# TASK DESCRIPTION:
Each line below should be retyped exactly, with no pictures.

(Dataset rows describing interfaces)
=== Section Start ===
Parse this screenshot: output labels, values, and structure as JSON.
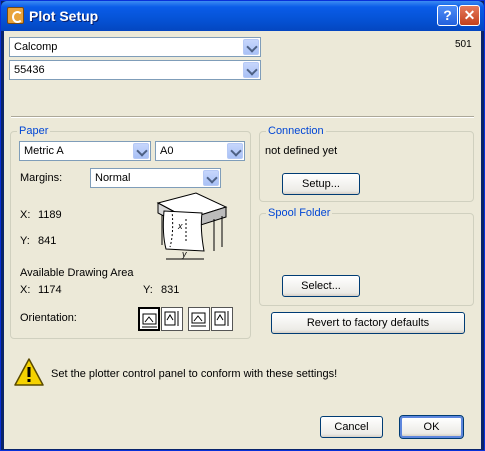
{
  "window": {
    "title": "Plot Setup"
  },
  "header": {
    "device": "Calcomp",
    "model": "55436",
    "code": "501"
  },
  "paper": {
    "group_title": "Paper",
    "size_standard": "Metric A",
    "size": "A0",
    "margins_label": "Margins:",
    "margins_value": "Normal",
    "x_label": "X:",
    "x_value": "1189",
    "y_label": "Y:",
    "y_value": "841",
    "available_label": "Available Drawing Area",
    "avail_x_label": "X:",
    "avail_x_value": "1174",
    "avail_y_label": "Y:",
    "avail_y_value": "831",
    "orientation_label": "Orientation:",
    "diagram_x": "x",
    "diagram_y": "y"
  },
  "connection": {
    "group_title": "Connection",
    "status": "not defined yet",
    "setup_label": "Setup..."
  },
  "spool": {
    "group_title": "Spool Folder",
    "select_label": "Select..."
  },
  "revert_label": "Revert to factory defaults",
  "warning_text": "Set the plotter control panel to conform with these settings!",
  "footer": {
    "cancel_label": "Cancel",
    "ok_label": "OK"
  }
}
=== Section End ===
# ANSWER BOX:
Parse this screenshot: output labels, values, and structure as JSON.
{
  "window": {
    "title": "Plot Setup"
  },
  "header": {
    "device": "Calcomp",
    "model": "55436",
    "code": "501"
  },
  "paper": {
    "group_title": "Paper",
    "size_standard": "Metric A",
    "size": "A0",
    "margins_label": "Margins:",
    "margins_value": "Normal",
    "x_label": "X:",
    "x_value": "1189",
    "y_label": "Y:",
    "y_value": "841",
    "available_label": "Available Drawing Area",
    "avail_x_label": "X:",
    "avail_x_value": "1174",
    "avail_y_label": "Y:",
    "avail_y_value": "831",
    "orientation_label": "Orientation:",
    "diagram_x": "x",
    "diagram_y": "y"
  },
  "connection": {
    "group_title": "Connection",
    "status": "not defined yet",
    "setup_label": "Setup..."
  },
  "spool": {
    "group_title": "Spool Folder",
    "select_label": "Select..."
  },
  "revert_label": "Revert to factory defaults",
  "warning_text": "Set the plotter control panel to conform with these settings!",
  "footer": {
    "cancel_label": "Cancel",
    "ok_label": "OK"
  }
}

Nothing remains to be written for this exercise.